> [TASK INSTRUCTIONS]:
Set down the records that follow exactly, every line of them.

Data extracted from a collection:
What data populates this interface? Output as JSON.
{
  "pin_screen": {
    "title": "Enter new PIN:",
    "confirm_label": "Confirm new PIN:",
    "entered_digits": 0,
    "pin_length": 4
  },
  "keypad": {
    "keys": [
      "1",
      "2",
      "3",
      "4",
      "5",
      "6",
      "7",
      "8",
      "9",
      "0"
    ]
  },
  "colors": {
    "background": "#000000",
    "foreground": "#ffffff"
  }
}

> [FINISHED EXERCISE]:
What data populates this interface? Output as JSON.
{
  "pin_screen": {
    "title": "Enter new PIN:",
    "confirm_label": "Confirm new PIN:",
    "entered_digits": 0,
    "pin_length": 4
  },
  "keypad": {
    "keys": [
      "1",
      "2",
      "3",
      "4",
      "5",
      "6",
      "7",
      "8",
      "9",
      "0"
    ]
  },
  "colors": {
    "background": "#000000",
    "foreground": "#ffffff"
  }
}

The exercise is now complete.